** Opening Dataset content block **

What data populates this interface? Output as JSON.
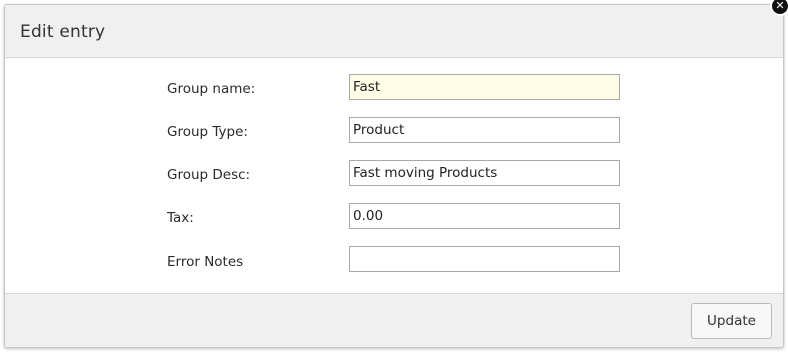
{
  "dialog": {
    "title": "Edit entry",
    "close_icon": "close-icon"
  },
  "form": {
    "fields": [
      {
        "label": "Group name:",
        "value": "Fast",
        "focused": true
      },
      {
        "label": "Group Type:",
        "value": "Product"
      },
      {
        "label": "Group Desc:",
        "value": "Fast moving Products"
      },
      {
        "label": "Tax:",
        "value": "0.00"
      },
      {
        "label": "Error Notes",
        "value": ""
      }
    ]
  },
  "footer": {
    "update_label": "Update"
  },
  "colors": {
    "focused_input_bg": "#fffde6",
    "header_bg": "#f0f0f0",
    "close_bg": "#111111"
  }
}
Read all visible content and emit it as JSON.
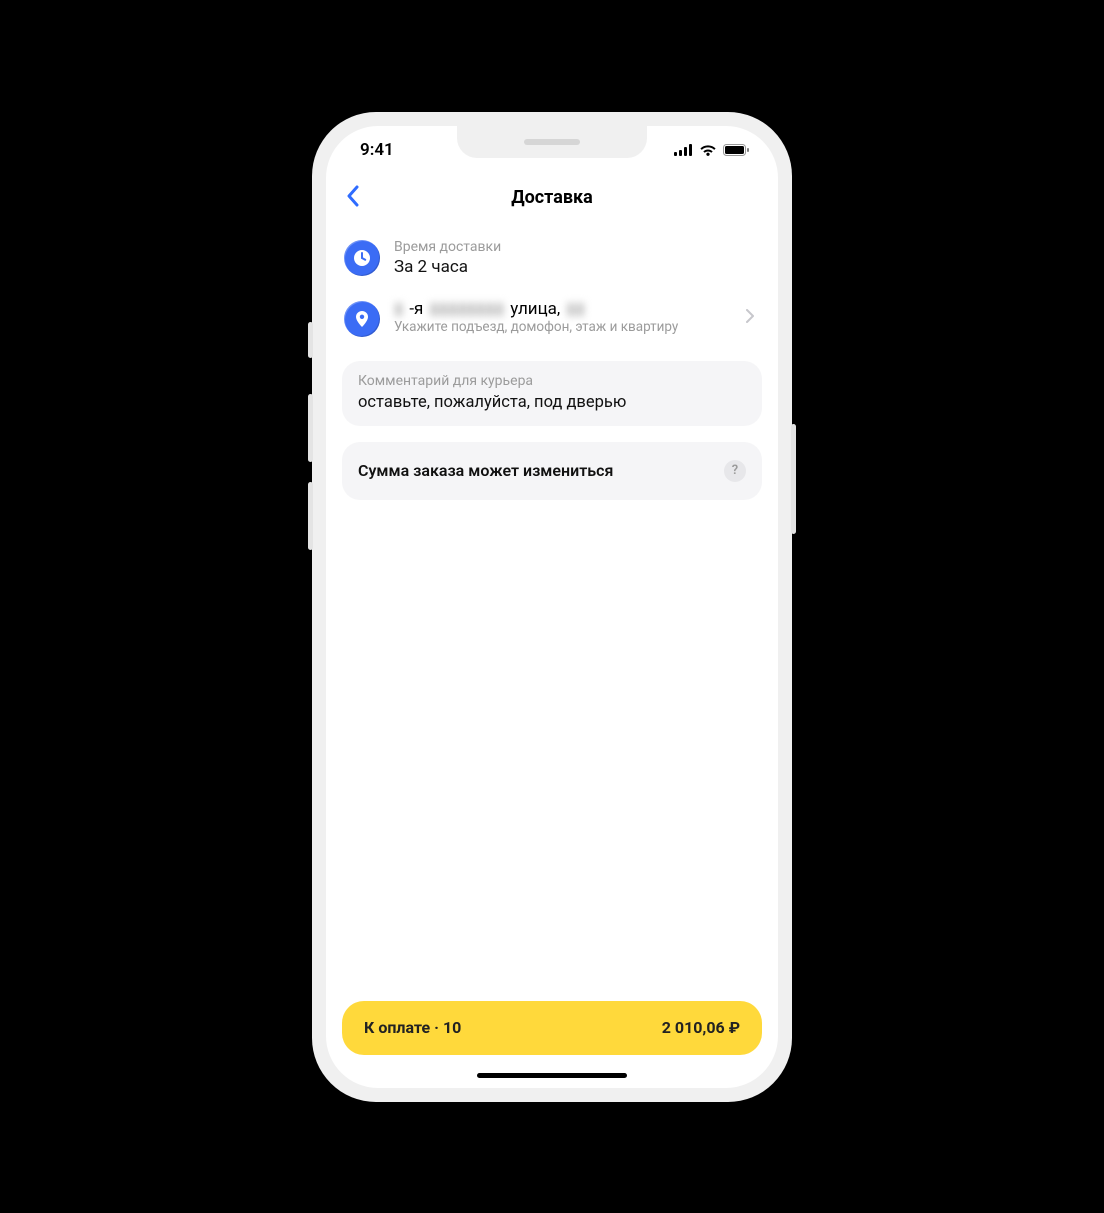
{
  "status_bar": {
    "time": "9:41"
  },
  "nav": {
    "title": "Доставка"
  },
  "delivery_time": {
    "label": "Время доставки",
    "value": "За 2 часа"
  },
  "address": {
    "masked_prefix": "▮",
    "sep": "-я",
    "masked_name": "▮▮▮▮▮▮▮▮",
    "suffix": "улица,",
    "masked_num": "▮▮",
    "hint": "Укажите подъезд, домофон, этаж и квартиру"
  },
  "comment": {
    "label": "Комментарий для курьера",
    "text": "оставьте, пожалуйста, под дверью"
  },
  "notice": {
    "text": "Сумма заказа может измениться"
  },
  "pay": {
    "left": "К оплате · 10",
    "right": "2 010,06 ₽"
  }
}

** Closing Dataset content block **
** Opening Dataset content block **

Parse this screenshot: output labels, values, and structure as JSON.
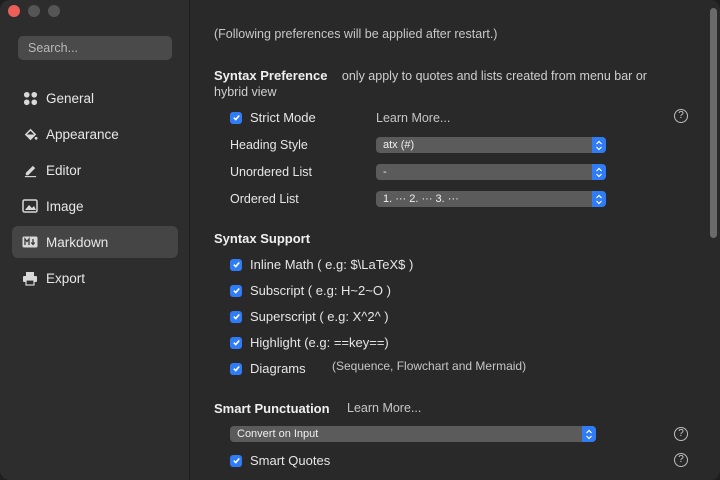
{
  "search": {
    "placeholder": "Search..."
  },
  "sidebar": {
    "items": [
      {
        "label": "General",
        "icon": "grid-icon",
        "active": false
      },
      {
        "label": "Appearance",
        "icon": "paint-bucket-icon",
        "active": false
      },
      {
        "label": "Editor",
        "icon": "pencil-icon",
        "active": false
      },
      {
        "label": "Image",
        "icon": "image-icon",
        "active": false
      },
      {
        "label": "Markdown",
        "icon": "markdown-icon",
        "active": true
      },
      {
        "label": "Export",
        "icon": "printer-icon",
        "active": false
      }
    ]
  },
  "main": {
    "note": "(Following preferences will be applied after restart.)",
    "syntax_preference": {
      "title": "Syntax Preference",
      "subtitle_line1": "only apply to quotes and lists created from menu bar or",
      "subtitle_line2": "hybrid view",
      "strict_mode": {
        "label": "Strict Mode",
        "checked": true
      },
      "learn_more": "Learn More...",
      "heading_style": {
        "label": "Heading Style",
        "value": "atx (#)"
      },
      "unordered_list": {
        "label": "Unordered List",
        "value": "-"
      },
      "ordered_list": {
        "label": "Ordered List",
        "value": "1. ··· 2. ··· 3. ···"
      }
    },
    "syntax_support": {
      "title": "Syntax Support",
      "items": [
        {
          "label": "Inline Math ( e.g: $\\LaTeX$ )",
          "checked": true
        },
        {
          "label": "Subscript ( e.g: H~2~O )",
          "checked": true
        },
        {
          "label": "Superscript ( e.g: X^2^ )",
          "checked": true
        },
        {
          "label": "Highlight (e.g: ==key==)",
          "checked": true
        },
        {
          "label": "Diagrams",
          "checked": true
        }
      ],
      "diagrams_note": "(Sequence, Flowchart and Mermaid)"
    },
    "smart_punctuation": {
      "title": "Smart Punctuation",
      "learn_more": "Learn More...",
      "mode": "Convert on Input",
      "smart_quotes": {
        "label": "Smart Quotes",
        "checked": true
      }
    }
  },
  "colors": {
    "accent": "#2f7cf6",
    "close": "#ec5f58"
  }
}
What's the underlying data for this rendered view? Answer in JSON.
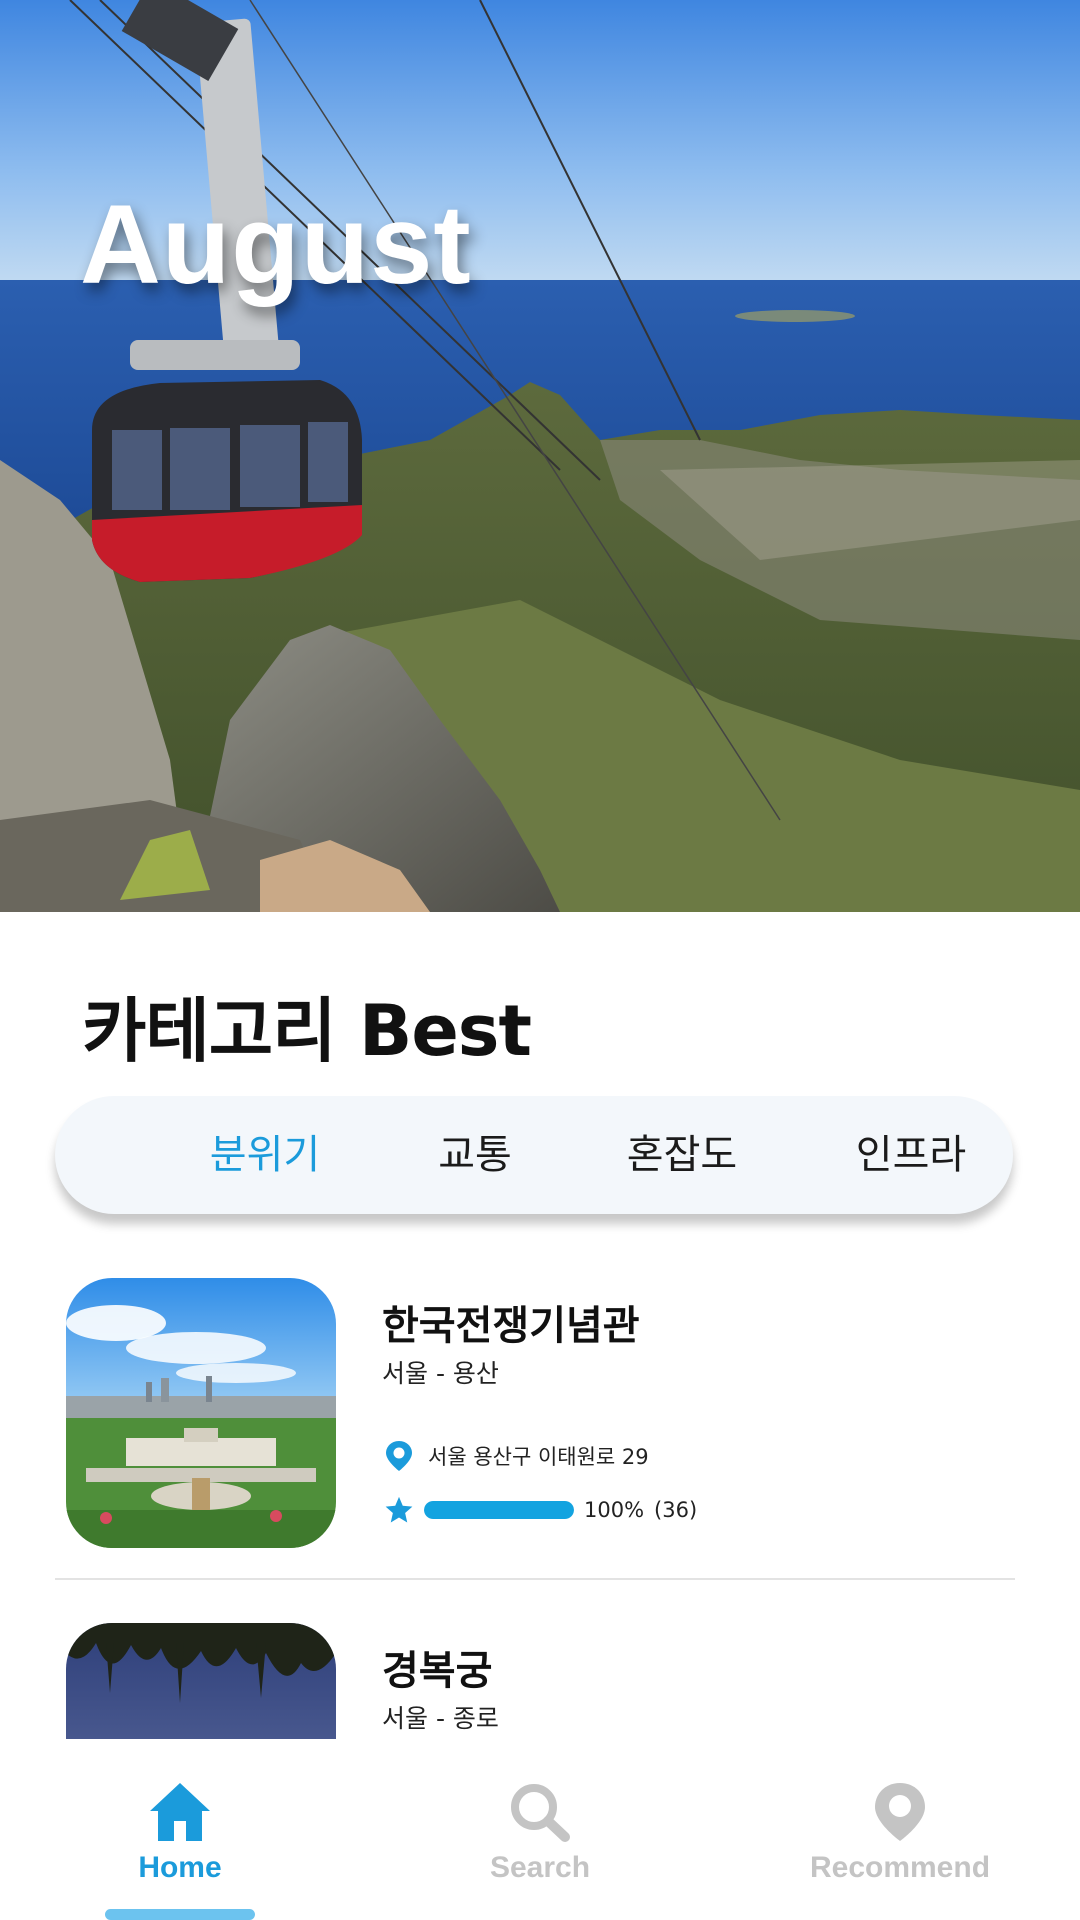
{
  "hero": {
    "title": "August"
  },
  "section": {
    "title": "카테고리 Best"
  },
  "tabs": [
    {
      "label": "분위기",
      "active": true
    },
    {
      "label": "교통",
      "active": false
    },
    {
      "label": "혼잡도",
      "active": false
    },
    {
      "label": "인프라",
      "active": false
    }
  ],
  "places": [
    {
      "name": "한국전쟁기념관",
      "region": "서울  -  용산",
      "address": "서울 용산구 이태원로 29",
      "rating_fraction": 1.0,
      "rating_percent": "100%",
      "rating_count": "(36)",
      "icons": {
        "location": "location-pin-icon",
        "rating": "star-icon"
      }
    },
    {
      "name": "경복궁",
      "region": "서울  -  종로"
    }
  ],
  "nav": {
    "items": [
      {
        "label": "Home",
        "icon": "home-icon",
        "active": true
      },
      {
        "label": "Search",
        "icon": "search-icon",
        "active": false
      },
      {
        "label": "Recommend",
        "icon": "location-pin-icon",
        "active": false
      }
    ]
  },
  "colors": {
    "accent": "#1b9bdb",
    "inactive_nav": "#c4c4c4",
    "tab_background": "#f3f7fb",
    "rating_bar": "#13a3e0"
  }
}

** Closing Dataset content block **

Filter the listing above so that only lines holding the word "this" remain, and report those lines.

What data populates this interface? Output as JSON.
Parse this screenshot: output labels, values, and structure as JSON.
What's the underlying data for this rendered view? Answer in JSON.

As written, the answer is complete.